Happy St. Patrick’s Day! Figured since today is often celebrated in honor of the Patron Saint of Ireland we’d talk about some of Ireland’s more dangerous men – the Fiannóglach, or “Devils of Kildare.” The Irish Rangers.
Now somewhat analogous to our Combat Action Group (CAG), the British SAS, French GIGN, etc, they began as a cross-training exchange program with our 75th Ranger Regiment at Ft. Benning. The full spectrum of special operations/counter-terror role within the Irish Defense Force is now fulfilled by the ARW, Irish Army Air Ranger Wing, or Fiannóglach. There’s no literal English translation from the Gaelic, so the proper term for one of their operators is Ranger. They wear a tab much like the Ranger scroll that says FIANNOGLACH.
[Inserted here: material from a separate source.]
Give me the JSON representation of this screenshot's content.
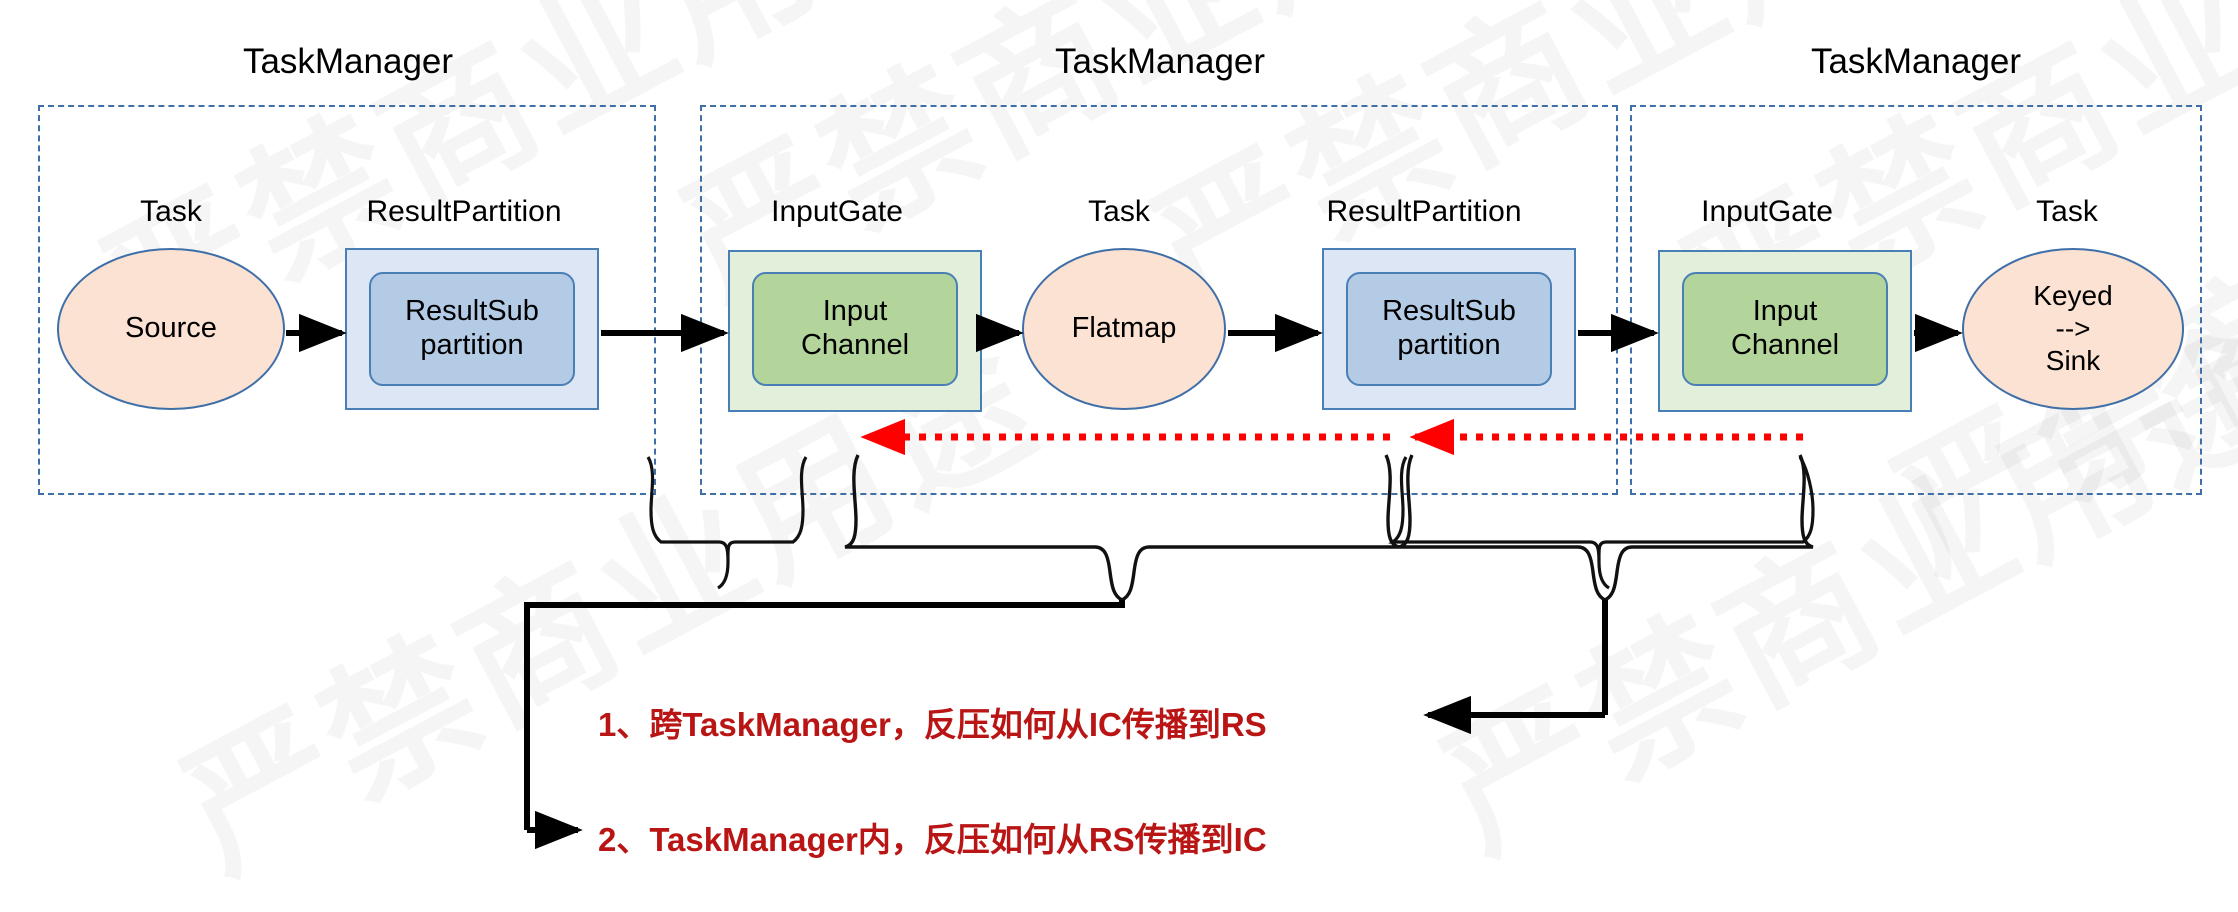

The Fiannóglach divide all operations into green (traditional special forces, recon, direct action, Foreign Internal Defense) or black (counter-terrorist, counter-espionage, high value target direct action, etc.). They are garrisoned in Curragh Camp, County Kildare (hence the nickname Devils of Kildare). Their motto is Glaine ár gcroí, neart ár ngéag agus beart de réir ár mbriathar: in English, the cleanliness of our hearts, the strength of our limbs and our commitment to our promise.
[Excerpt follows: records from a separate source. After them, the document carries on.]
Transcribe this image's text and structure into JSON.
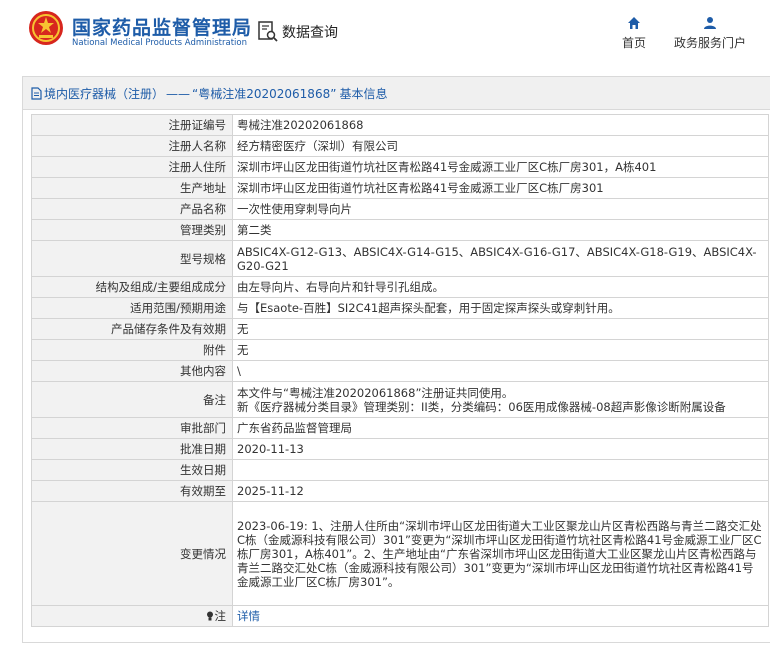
{
  "header": {
    "site_name": "国家药品监督管理局",
    "site_name_en": "National Medical Products Administration",
    "query_label": "数据查询",
    "nav": [
      {
        "label": "首页",
        "icon": "home-icon"
      },
      {
        "label": "政务服务门户",
        "icon": "user-icon"
      }
    ]
  },
  "breadcrumb": {
    "link": "境内医疗器械（注册）",
    "sep": "——",
    "title": "“粤械注准20202061868”",
    "suffix": "基本信息"
  },
  "table": {
    "rows": [
      {
        "label": "注册证编号",
        "value": "粤械注准20202061868"
      },
      {
        "label": "注册人名称",
        "value": "经方精密医疗（深圳）有限公司"
      },
      {
        "label": "注册人住所",
        "value": "深圳市坪山区龙田街道竹坑社区青松路41号金威源工业厂区C栋厂房301，A栋401"
      },
      {
        "label": "生产地址",
        "value": "深圳市坪山区龙田街道竹坑社区青松路41号金威源工业厂区C栋厂房301"
      },
      {
        "label": "产品名称",
        "value": "一次性使用穿刺导向片"
      },
      {
        "label": "管理类别",
        "value": "第二类"
      },
      {
        "label": "型号规格",
        "value": "ABSIC4X-G12-G13、ABSIC4X-G14-G15、ABSIC4X-G16-G17、ABSIC4X-G18-G19、ABSIC4X-G20-G21"
      },
      {
        "label": "结构及组成/主要组成成分",
        "value": "由左导向片、右导向片和针导引孔组成。"
      },
      {
        "label": "适用范围/预期用途",
        "value": "与【Esaote-百胜】SI2C41超声探头配套，用于固定探声探头或穿刺针用。"
      },
      {
        "label": "产品储存条件及有效期",
        "value": "无"
      },
      {
        "label": "附件",
        "value": "无"
      },
      {
        "label": "其他内容",
        "value": "\\"
      },
      {
        "label": "备注",
        "lines": [
          "本文件与“粤械注准20202061868”注册证共同使用。",
          "新《医疗器械分类目录》管理类别：II类，分类编码：06医用成像器械-08超声影像诊断附属设备"
        ]
      },
      {
        "label": "审批部门",
        "value": "广东省药品监督管理局"
      },
      {
        "label": "批准日期",
        "value": "2020-11-13"
      },
      {
        "label": "生效日期",
        "value": ""
      },
      {
        "label": "有效期至",
        "value": "2025-11-12"
      },
      {
        "label": "变更情况",
        "value": "2023-06-19: 1、注册人住所由“深圳市坪山区龙田街道大工业区聚龙山片区青松西路与青兰二路交汇处C栋（金威源科技有限公司）301”变更为“深圳市坪山区龙田街道竹坑社区青松路41号金威源工业厂区C栋厂房301，A栋401”。2、生产地址由“广东省深圳市坪山区龙田街道大工业区聚龙山片区青松西路与青兰二路交汇处C栋（金威源科技有限公司）301”变更为“深圳市坪山区龙田街道竹坑社区青松路41号金威源工业厂区C栋厂房301”。"
      },
      {
        "label": "注",
        "value": "详情"
      }
    ]
  }
}
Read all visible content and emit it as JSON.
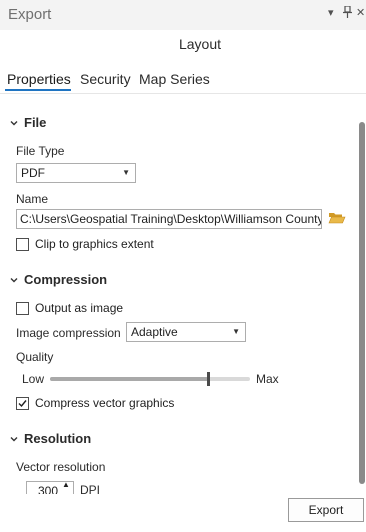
{
  "pane": {
    "title": "Export",
    "layout_name": "Layout",
    "menu_glyph": "▾",
    "pin_glyph": "⊥",
    "close_glyph": "✕"
  },
  "tabs": [
    {
      "label": "Properties",
      "active": true
    },
    {
      "label": "Security",
      "active": false
    },
    {
      "label": "Map Series",
      "active": false
    }
  ],
  "file": {
    "section_title": "File",
    "file_type_label": "File Type",
    "file_type_value": "PDF",
    "name_label": "Name",
    "name_value": "C:\\Users\\Geospatial Training\\Desktop\\Williamson County",
    "clip_label": "Clip to graphics extent",
    "clip_checked": false
  },
  "compression": {
    "section_title": "Compression",
    "output_as_image_label": "Output as image",
    "output_as_image_checked": false,
    "image_compression_label": "Image compression",
    "image_compression_value": "Adaptive",
    "quality_label": "Quality",
    "quality_low": "Low",
    "quality_max": "Max",
    "quality_level": 0.79,
    "compress_vector_label": "Compress vector graphics",
    "compress_vector_checked": true
  },
  "resolution": {
    "section_title": "Resolution",
    "vector_resolution_label": "Vector resolution",
    "vector_resolution_value": "300",
    "vector_resolution_unit": "DPI"
  },
  "footer": {
    "export_label": "Export"
  },
  "colors": {
    "accent": "#1f74c2",
    "folder": "#e3b341"
  }
}
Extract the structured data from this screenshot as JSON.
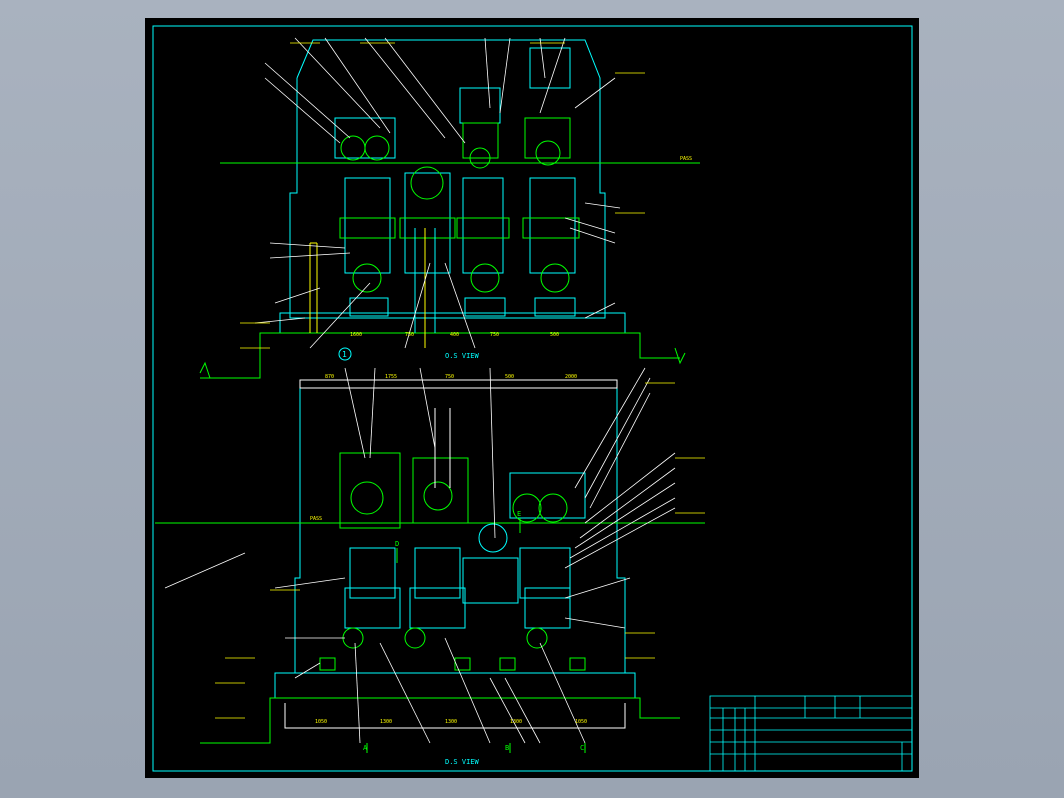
{
  "view_labels": {
    "top_view": "O.S VIEW",
    "bottom_view": "D.S VIEW"
  },
  "pass_line": {
    "upper": "PASS",
    "lower": "PASS"
  },
  "section_marks": [
    "A",
    "B",
    "C",
    "D",
    "E"
  ],
  "circle_ref": "1",
  "dims": {
    "top_row": [
      "1600",
      "750",
      "400",
      "750",
      "500"
    ],
    "bottom_row": [
      "1050",
      "1300",
      "1300",
      "1300",
      "1050"
    ],
    "lower_top": [
      "870",
      "1755",
      "750",
      "500",
      "2000"
    ]
  },
  "colors": {
    "background": "#000000",
    "page": "#a3acb9",
    "frame": "#00ffff",
    "machine": "#00ffff",
    "detail": "#00ff00",
    "leader": "#ffffff",
    "annotation": "#ffff00"
  },
  "title_block": {
    "drawing_no": "",
    "title": ""
  }
}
To get into the unit, potential operators (who can come from any branch of service) must undergo a rigorous five week long Selection course before earning the right to attend a six month basic skills course before moving on to their specific assignment. The ARW runs mission inside Ireland under the “Specialist Aid to the Civil Power” provision of Irish law as well as deployments everywhere regular Irish do on Peacekeeping operations and GWOT. Irish Rangers have deployed to a number of places in support of UN Peacekeeping missions, including Liberia, Chad, Mogadishu/Somalia, East Timor, Bosnia, Iraq and possibly Lebanon. They were at least alerted and put on standby to assist in the evacuation of civilians from Libya as well.
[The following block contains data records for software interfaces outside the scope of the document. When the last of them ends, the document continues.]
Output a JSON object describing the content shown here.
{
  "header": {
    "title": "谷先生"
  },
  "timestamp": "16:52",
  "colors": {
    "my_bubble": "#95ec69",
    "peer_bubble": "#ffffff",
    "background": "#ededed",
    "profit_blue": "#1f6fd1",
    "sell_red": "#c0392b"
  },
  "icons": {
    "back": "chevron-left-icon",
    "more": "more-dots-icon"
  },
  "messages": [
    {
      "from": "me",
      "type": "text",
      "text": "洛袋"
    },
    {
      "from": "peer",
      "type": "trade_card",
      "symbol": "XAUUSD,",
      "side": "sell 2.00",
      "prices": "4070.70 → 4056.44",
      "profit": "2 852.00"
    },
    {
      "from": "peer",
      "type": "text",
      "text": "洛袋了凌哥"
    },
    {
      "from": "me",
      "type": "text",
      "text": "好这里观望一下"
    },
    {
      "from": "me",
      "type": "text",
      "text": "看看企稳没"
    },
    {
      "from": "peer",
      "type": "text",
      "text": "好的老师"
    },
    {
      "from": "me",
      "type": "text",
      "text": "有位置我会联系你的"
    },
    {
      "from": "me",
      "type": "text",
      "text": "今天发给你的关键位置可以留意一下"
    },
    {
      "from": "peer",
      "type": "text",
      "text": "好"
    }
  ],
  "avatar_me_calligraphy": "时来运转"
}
ARW equipment and training is largely what you’d expect it to be, and just as strenuous as you would expect of such a unit. All Rangers are Airborne qualified, many also HALO and HAHO, with maritime, diving , small boat handling and underwater demolition skills as well. Ireland’s geography dictates much of the most likely threat spectrum, so substantial amount of their training and preparation revolves on and below the water.
Weaponry is also what you might expect: MP5s, Sig P226s, etc. but instead of M4 variants they largely carry Steyr AUG A3s, with and without grenade launchers, the Accuracy International L96 Arctic Warfare Series sniper rifle, H&K 33/SG1s and for big jobs the Accuracy International AW50.